#### RECORDS SHOWN:
● ● ● ●

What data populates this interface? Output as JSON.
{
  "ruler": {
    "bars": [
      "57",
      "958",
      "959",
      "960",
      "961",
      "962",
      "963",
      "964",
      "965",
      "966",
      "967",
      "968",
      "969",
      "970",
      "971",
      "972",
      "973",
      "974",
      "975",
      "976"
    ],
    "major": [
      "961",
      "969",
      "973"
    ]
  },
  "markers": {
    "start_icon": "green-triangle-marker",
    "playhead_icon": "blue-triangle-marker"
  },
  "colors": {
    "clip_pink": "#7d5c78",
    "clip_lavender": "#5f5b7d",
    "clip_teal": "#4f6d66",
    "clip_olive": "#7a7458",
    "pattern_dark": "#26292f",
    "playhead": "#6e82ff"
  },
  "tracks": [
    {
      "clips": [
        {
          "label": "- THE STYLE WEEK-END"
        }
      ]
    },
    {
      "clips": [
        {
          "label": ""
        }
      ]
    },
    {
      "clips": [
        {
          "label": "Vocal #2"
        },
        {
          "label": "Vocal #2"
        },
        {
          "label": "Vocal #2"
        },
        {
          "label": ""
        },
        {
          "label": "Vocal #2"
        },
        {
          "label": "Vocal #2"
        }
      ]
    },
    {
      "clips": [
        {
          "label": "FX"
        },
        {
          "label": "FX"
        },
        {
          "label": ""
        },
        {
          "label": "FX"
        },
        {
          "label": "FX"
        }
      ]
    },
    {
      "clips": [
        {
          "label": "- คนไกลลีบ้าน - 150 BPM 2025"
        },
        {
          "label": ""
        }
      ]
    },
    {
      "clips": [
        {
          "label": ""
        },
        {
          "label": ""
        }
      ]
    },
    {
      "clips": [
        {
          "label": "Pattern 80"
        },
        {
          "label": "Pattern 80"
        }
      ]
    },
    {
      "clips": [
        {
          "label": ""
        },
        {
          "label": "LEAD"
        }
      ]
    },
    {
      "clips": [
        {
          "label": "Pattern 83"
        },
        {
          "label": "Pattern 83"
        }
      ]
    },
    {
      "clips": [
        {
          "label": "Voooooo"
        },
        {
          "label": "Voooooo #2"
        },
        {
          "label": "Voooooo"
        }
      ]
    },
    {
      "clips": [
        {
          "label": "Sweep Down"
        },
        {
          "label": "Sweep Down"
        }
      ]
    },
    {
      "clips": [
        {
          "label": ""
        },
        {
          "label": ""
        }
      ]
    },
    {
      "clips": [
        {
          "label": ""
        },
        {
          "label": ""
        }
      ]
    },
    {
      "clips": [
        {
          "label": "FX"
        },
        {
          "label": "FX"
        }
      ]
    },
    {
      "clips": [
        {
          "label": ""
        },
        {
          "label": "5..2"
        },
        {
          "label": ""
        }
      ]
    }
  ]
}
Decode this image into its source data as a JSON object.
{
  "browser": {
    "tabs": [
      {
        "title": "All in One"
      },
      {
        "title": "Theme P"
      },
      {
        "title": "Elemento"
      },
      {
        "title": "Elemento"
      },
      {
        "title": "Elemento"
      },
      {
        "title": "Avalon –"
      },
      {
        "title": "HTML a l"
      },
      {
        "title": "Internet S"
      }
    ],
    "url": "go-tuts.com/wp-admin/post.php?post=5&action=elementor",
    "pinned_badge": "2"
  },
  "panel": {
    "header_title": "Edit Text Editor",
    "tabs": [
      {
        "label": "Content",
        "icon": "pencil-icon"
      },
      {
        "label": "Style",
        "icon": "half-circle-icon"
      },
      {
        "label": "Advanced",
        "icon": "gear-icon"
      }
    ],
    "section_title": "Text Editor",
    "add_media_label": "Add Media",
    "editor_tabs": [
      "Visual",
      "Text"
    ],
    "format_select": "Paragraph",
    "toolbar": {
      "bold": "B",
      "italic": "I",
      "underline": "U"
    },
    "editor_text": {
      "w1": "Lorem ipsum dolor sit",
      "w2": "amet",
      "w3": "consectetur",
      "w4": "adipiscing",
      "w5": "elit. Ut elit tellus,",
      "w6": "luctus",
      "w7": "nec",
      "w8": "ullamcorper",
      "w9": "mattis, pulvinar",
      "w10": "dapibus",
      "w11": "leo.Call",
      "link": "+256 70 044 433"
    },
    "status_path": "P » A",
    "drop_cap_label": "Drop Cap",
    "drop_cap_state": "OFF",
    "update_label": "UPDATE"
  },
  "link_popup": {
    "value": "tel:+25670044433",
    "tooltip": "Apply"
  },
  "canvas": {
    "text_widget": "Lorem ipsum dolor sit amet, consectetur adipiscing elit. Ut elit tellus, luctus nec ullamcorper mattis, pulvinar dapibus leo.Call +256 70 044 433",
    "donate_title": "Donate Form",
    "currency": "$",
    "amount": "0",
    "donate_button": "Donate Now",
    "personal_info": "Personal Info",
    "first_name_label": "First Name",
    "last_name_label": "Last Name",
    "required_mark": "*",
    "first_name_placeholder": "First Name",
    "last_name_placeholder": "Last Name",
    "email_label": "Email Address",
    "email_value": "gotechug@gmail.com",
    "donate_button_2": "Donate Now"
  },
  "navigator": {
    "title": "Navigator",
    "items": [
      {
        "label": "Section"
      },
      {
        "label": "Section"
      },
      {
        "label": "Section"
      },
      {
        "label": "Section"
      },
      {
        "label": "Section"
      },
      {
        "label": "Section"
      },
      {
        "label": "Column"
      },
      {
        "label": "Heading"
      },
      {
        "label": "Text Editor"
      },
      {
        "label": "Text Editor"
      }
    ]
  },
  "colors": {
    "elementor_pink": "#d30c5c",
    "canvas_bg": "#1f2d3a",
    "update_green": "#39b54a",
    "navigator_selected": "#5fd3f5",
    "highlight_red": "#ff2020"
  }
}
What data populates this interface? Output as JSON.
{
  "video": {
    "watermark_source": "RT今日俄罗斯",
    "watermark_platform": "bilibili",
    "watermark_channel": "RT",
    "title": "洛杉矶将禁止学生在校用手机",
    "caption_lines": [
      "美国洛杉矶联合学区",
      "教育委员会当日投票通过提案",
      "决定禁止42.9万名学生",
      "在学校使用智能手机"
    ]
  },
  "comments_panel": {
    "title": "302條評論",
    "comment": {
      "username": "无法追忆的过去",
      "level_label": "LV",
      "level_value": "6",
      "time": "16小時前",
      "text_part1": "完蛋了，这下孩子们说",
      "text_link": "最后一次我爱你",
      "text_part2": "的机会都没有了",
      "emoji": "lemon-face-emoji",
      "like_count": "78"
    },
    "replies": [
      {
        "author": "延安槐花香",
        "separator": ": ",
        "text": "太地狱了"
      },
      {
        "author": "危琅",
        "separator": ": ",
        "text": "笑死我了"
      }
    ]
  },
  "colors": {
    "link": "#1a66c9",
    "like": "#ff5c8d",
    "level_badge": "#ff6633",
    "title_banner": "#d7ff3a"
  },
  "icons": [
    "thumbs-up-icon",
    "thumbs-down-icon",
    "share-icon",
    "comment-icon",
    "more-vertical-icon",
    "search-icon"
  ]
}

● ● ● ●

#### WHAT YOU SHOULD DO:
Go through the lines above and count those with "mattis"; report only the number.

#### SOLUTION TO THIS PROBLEM:
2